And he was free to do just that because New York’s criminal-justice system fails to deal forcefully with aspiring homicidal maniacs who have yet to reach legal age.
Justices Peter Tom, Karla Moskowitz and Nelson Roman of the state Appellate Division’s First Department this week conspired to void the 2010 gun-possession arrest of a 14-year-old Bronx youth, Darryl Craig, on the grounds that police had no valid grounds to stop and frisk him.
Never mind that the frisk uncovered a loaded Colt .25 semiautomatic pistol in the youth’s pocket in a gang-plagued area that had seen numerous recent shootings.

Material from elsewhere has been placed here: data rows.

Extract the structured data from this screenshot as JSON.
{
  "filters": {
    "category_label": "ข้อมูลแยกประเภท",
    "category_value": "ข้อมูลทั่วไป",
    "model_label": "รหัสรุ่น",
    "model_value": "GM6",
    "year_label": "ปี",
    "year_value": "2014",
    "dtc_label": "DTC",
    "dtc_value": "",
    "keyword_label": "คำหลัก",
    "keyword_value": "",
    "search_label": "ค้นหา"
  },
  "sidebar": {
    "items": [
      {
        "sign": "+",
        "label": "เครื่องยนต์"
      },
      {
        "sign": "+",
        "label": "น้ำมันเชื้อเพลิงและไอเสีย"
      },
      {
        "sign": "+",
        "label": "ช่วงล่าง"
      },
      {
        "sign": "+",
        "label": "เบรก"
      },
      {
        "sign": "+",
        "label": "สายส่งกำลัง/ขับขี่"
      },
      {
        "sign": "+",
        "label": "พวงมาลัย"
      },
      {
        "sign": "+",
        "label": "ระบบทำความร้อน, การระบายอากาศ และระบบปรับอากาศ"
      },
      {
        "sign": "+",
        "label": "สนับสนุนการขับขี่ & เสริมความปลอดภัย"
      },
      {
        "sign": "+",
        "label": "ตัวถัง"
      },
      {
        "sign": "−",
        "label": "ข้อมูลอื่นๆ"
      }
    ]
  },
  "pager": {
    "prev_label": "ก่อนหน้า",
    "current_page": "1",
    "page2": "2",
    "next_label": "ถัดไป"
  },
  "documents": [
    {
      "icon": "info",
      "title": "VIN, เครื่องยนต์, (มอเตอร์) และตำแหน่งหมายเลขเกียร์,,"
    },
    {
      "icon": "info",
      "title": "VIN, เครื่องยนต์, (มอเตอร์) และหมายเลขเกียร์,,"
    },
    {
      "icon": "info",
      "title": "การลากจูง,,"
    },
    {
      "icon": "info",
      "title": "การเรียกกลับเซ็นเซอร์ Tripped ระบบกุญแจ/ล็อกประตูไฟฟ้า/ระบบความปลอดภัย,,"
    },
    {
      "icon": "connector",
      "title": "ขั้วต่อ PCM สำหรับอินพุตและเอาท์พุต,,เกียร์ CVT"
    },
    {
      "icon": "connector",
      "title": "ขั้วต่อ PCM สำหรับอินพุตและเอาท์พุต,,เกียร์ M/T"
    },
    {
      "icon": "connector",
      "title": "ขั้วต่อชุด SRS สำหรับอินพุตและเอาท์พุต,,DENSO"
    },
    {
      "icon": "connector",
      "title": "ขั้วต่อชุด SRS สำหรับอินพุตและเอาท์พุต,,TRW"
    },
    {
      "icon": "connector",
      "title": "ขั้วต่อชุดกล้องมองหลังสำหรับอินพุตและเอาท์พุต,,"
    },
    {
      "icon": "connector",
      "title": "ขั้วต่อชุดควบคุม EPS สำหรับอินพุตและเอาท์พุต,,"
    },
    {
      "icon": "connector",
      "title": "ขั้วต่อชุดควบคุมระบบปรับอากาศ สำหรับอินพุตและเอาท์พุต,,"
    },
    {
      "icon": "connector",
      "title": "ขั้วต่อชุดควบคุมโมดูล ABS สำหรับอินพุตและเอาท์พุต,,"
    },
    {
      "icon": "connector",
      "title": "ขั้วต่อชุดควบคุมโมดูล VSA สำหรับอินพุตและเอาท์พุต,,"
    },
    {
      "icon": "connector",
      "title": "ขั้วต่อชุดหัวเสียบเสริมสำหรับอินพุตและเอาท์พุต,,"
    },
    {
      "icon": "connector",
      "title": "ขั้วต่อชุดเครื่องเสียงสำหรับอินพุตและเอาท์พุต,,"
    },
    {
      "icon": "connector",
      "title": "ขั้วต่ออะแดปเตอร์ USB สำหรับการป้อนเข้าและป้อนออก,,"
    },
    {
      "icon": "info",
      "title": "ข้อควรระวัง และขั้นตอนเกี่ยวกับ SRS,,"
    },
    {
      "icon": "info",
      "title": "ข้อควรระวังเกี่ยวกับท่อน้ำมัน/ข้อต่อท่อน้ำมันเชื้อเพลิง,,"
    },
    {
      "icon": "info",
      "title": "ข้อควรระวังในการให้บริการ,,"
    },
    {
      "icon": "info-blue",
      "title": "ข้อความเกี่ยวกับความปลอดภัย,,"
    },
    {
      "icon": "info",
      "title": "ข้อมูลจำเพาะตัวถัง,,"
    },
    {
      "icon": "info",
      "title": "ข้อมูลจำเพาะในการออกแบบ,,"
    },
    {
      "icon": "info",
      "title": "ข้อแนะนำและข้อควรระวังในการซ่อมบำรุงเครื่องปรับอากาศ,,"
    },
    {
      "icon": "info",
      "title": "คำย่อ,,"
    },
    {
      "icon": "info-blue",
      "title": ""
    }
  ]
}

Or that the sharp-eyed officer, Orlando Colon, had more than enough grounds to frisk Craig — having seen him put a black object into his pocket and then lie about it.
The young gunnerl was sent to Family Court — where he was adjudged a juvenile delinquent and given 18 months probation.
Now, as The Post’s Larry Celona reports today, a scant three months after that arrest, Craig laid hands on another gun — and cold-bloodedly shot a Queens man.
Then, as the wounded man lay prostrate before him, Craig leveled the pistol to fire a third shot when the victim’s kids ran out of the house, scaring the shooter away.
Yes, he was arrested — and charged with attempted murder — but another muddle-headed judge granted him youthful-offender status and sealed the case.
So now it’s not clear where Craig even is.